Thin films of nanostructured TiO2 have been modified with FeS2 (pyrite) nano-particles by a low temperature chemical reaction of iron pentacarbonyl with sulfur in xylene. Quantum size effects are manifested by the observation of a blue shift in both absorption and photocurrent action spectra. PIA (Photoinduced absorption spectroscopy), where the excitation is provided by a square-wave modulated (on/off) monochromatic light emitting diode, is a multipurpose tool in the study of dye-sensitized solar cells. Here, PIA is used to study quantum-dot modified TiO2 nanostructured electrodes. The PIA spectra obtained give evidence for long-lived photoinduced charge separation: electrons are injected into the metal oxide and holes are left behind in the FeS2 quantum dot.
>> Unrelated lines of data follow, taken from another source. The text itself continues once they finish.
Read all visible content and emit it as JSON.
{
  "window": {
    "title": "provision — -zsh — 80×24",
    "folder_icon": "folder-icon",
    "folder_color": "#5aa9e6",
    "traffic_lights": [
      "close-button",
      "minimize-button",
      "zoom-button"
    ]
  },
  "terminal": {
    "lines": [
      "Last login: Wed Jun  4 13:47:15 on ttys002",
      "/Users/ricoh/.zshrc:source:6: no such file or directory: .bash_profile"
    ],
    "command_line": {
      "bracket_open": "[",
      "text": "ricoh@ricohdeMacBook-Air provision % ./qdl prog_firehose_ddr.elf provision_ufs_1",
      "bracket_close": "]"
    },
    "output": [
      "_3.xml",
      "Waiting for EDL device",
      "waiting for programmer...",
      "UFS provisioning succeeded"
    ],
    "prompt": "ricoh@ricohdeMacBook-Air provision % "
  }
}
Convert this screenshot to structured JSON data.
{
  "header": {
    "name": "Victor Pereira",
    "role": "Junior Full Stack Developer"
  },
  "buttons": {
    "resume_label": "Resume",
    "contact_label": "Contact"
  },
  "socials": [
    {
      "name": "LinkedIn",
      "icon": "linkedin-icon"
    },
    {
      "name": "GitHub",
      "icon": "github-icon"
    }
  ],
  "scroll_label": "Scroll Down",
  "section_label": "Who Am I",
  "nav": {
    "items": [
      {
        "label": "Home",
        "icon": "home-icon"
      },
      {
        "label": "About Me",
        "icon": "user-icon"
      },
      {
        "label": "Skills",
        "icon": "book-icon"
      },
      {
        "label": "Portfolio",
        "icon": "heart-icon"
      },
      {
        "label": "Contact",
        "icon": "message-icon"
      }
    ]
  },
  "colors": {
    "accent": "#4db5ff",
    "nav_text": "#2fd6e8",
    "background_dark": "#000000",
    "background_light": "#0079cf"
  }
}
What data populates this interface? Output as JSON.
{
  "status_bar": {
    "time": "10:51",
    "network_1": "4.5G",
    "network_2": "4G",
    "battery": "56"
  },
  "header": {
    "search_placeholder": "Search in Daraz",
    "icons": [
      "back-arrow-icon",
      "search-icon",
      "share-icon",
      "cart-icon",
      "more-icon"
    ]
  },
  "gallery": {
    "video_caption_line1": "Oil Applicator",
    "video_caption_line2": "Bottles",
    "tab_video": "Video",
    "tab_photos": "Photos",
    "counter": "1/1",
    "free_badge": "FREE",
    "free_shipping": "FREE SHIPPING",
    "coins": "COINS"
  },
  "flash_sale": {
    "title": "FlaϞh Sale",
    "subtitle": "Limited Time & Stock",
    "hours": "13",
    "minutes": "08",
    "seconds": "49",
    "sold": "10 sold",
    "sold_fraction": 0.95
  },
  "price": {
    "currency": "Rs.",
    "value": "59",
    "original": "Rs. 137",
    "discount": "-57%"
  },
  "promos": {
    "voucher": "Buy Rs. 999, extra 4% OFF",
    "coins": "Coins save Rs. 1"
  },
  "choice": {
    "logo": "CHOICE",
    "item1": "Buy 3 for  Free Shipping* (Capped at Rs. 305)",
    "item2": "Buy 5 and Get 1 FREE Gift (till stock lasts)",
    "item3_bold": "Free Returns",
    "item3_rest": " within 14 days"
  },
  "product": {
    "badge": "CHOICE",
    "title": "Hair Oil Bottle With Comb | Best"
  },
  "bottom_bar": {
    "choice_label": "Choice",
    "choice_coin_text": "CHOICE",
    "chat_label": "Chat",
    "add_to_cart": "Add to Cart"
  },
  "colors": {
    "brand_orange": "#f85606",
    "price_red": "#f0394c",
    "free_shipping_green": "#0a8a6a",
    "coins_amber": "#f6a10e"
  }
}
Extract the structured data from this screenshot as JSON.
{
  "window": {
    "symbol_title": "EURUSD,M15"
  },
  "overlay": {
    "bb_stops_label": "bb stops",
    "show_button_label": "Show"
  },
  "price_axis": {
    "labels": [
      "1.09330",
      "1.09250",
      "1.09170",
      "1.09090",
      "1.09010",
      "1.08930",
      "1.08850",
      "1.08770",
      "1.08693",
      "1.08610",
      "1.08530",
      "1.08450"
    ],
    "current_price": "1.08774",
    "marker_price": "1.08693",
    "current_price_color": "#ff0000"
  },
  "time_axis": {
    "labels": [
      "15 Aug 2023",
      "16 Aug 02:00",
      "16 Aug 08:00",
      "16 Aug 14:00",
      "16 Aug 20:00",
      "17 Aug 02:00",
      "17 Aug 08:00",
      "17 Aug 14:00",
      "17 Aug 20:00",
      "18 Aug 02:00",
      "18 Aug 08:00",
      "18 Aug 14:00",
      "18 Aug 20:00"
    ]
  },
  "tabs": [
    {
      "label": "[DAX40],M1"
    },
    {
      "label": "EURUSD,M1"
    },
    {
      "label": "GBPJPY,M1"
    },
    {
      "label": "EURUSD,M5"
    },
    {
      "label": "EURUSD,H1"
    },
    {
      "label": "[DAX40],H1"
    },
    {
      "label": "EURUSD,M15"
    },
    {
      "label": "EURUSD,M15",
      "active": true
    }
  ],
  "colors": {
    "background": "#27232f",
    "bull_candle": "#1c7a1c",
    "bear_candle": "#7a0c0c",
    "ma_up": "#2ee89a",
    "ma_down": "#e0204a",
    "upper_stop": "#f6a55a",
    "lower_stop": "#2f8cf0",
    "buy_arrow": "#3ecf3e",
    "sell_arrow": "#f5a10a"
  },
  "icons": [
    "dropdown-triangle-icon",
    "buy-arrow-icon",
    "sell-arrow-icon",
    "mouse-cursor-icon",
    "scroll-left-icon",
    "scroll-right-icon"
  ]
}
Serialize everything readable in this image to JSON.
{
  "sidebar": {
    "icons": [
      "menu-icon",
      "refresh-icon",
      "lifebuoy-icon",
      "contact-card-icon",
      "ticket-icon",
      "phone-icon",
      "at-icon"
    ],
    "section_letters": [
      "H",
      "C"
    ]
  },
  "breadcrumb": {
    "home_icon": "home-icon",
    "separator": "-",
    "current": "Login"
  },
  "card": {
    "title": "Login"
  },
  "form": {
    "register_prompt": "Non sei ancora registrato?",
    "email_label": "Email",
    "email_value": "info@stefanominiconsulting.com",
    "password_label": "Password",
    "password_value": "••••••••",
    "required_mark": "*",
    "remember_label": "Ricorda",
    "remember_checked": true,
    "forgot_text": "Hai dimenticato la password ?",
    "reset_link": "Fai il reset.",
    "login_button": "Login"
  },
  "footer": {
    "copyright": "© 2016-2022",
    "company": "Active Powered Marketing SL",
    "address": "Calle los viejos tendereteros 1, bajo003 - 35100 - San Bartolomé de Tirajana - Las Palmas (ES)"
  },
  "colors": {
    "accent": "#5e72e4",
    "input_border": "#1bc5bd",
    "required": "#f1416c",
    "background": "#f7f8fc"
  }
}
Time-resolved PIA shows that recombination between electrons and holes occurs on a millisecond timescale. The Incident-Photon-to-Current Efficiency of about 23 % was obtained at 400 nm excitation. The performances of TiO2 electrodes modified with FeS2 are relatively low, which is explained by the presence of FeS2 phases other than the photoactive pyrite phase, as follows from the XRD spectrum.
Nowadays, a good deal of research is focusing on the development of new analytical procedures for detection of hazardous agents, such as bacteria, harmful pollutants, toxic vapors, and many others. The majority of the research is aimed at developing new sensors and analytical equipment. This paper demonstrates a simple construction of an ammonia sensor based on commercially available electronic connectors with active elements from polyaniline. The main goal of this research is to present the simplicity of sensor manufacturing, without the need for advanced apparatus such as electropolymerization or electrospinning set-up. The active element of the proposed sensor is composed of polyaniline synthesized in situ on the surface of conductive glue. The layer of the conductive glue is a key element in this sensor as it protects the metallic pin against destruction during in situ synthesis of polyaniline (acidic and oxidizing conditions).